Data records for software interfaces
○ ○ ○

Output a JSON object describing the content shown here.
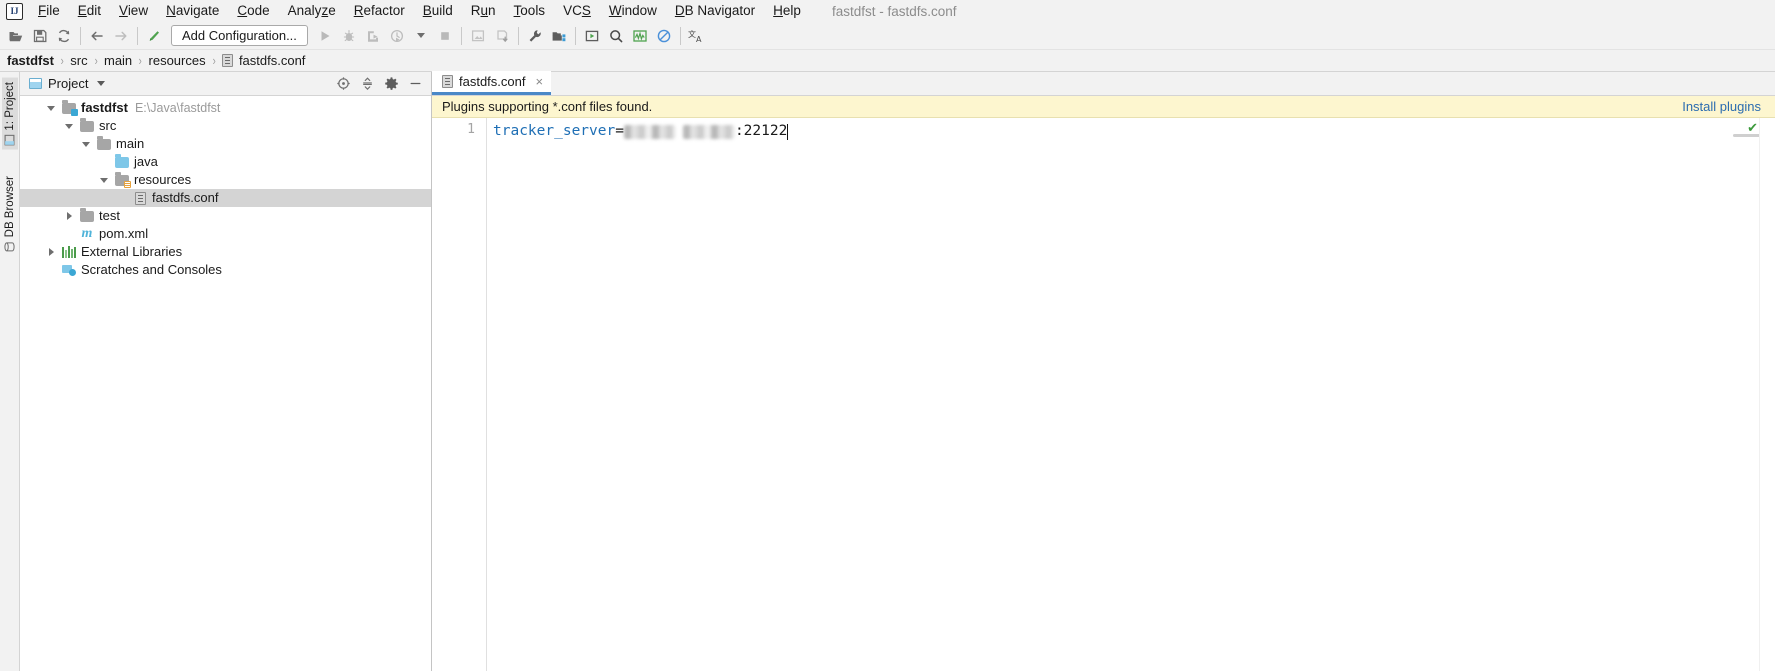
{
  "window": {
    "title": "fastdfst - fastdfs.conf",
    "app_icon": "intellij-idea-logo"
  },
  "menubar": {
    "items": [
      {
        "label": "File",
        "mnemonic": "F"
      },
      {
        "label": "Edit",
        "mnemonic": "E"
      },
      {
        "label": "View",
        "mnemonic": "V"
      },
      {
        "label": "Navigate",
        "mnemonic": "N"
      },
      {
        "label": "Code",
        "mnemonic": "C"
      },
      {
        "label": "Analyze",
        "mnemonic": "z"
      },
      {
        "label": "Refactor",
        "mnemonic": "R"
      },
      {
        "label": "Build",
        "mnemonic": "B"
      },
      {
        "label": "Run",
        "mnemonic": "u"
      },
      {
        "label": "Tools",
        "mnemonic": "T"
      },
      {
        "label": "VCS",
        "mnemonic": "S"
      },
      {
        "label": "Window",
        "mnemonic": "W"
      },
      {
        "label": "DB Navigator",
        "mnemonic": "D"
      },
      {
        "label": "Help",
        "mnemonic": "H"
      }
    ]
  },
  "toolbar": {
    "buttons": [
      {
        "name": "open-project-icon",
        "tooltip": "Open"
      },
      {
        "name": "save-all-icon",
        "tooltip": "Save All"
      },
      {
        "name": "sync-refresh-icon",
        "tooltip": "Synchronize"
      },
      {
        "name": "navigate-back-icon",
        "tooltip": "Back"
      },
      {
        "name": "navigate-forward-icon",
        "tooltip": "Forward"
      },
      {
        "name": "build-hammer-icon",
        "tooltip": "Build Project"
      }
    ],
    "run_configuration": "Add Configuration...",
    "run_buttons": [
      {
        "name": "run-icon",
        "tooltip": "Run"
      },
      {
        "name": "debug-icon",
        "tooltip": "Debug"
      },
      {
        "name": "run-with-coverage-icon",
        "tooltip": "Run with Coverage"
      },
      {
        "name": "profile-icon",
        "tooltip": "Profile"
      },
      {
        "name": "stop-icon",
        "tooltip": "Stop"
      }
    ],
    "right_buttons": [
      {
        "name": "update-project-icon",
        "tooltip": "Update Project"
      },
      {
        "name": "commit-icon",
        "tooltip": "Commit"
      },
      {
        "name": "settings-wrench-icon",
        "tooltip": "Settings"
      },
      {
        "name": "project-structure-icon",
        "tooltip": "Project Structure"
      },
      {
        "name": "select-in-icon",
        "tooltip": "Select In"
      },
      {
        "name": "search-everywhere-icon",
        "tooltip": "Search Everywhere"
      },
      {
        "name": "db-navigator-icon",
        "tooltip": "DB Navigator"
      },
      {
        "name": "disable-icon",
        "tooltip": "Disable"
      },
      {
        "name": "translate-icon",
        "tooltip": "Translate"
      }
    ]
  },
  "breadcrumb": {
    "segments": [
      "fastdfst",
      "src",
      "main",
      "resources",
      "fastdfs.conf"
    ],
    "separator": "›"
  },
  "stripes": {
    "left": [
      {
        "label": "1: Project",
        "icon": "project-tool-icon",
        "active": true
      },
      {
        "label": "DB Browser",
        "icon": "db-browser-icon",
        "active": false
      }
    ]
  },
  "project_panel": {
    "title": "Project",
    "tools": [
      {
        "name": "scroll-from-source-icon",
        "tooltip": "Select Opened File"
      },
      {
        "name": "collapse-all-icon",
        "tooltip": "Collapse All"
      },
      {
        "name": "settings-gear-icon",
        "tooltip": "Options"
      },
      {
        "name": "hide-panel-icon",
        "tooltip": "Hide"
      }
    ],
    "tree": [
      {
        "label": "fastdfst",
        "sublabel": "E:\\Java\\fastdfst",
        "icon": "module-folder-icon",
        "depth": 0,
        "expanded": true,
        "bold": true,
        "selected": false
      },
      {
        "label": "src",
        "sublabel": "",
        "icon": "folder-icon",
        "depth": 1,
        "expanded": true,
        "bold": false,
        "selected": false
      },
      {
        "label": "main",
        "sublabel": "",
        "icon": "folder-icon",
        "depth": 2,
        "expanded": true,
        "bold": false,
        "selected": false
      },
      {
        "label": "java",
        "sublabel": "",
        "icon": "source-folder-icon",
        "depth": 3,
        "expanded": null,
        "bold": false,
        "selected": false
      },
      {
        "label": "resources",
        "sublabel": "",
        "icon": "resources-folder-icon",
        "depth": 3,
        "expanded": true,
        "bold": false,
        "selected": false
      },
      {
        "label": "fastdfs.conf",
        "sublabel": "",
        "icon": "conf-file-icon",
        "depth": 4,
        "expanded": null,
        "bold": false,
        "selected": true
      },
      {
        "label": "test",
        "sublabel": "",
        "icon": "folder-icon",
        "depth": 2,
        "expanded": false,
        "bold": false,
        "selected": false
      },
      {
        "label": "pom.xml",
        "sublabel": "",
        "icon": "maven-file-icon",
        "depth": 2,
        "expanded": null,
        "bold": false,
        "selected": false
      },
      {
        "label": "External Libraries",
        "sublabel": "",
        "icon": "libraries-icon",
        "depth": 0,
        "expanded": false,
        "bold": false,
        "selected": false
      },
      {
        "label": "Scratches and Consoles",
        "sublabel": "",
        "icon": "scratches-icon",
        "depth": 0,
        "expanded": null,
        "bold": false,
        "selected": false
      }
    ]
  },
  "editor": {
    "tabs": [
      {
        "label": "fastdfs.conf",
        "icon": "conf-file-icon",
        "active": true,
        "close": "×"
      }
    ],
    "notification": {
      "message": "Plugins supporting *.conf files found.",
      "action_label": "Install plugins",
      "background": "#fdf6cf",
      "link_color": "#2b6cb0"
    },
    "gutter": {
      "line_numbers": [
        "1"
      ]
    },
    "content": {
      "lines": [
        {
          "number": "1",
          "key": "tracker_server",
          "equals": "=",
          "redacted_value": "",
          "redacted_segments": [
            52,
            52
          ],
          "port": ":22122",
          "caret_after": true
        }
      ]
    },
    "inspection": {
      "status_icon": "checkmark-icon",
      "status_glyph": "✔",
      "color": "#3c9a3c"
    }
  }
}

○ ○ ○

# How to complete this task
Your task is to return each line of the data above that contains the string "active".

# Answer section
        "active": true
        "active": false
        "active": true,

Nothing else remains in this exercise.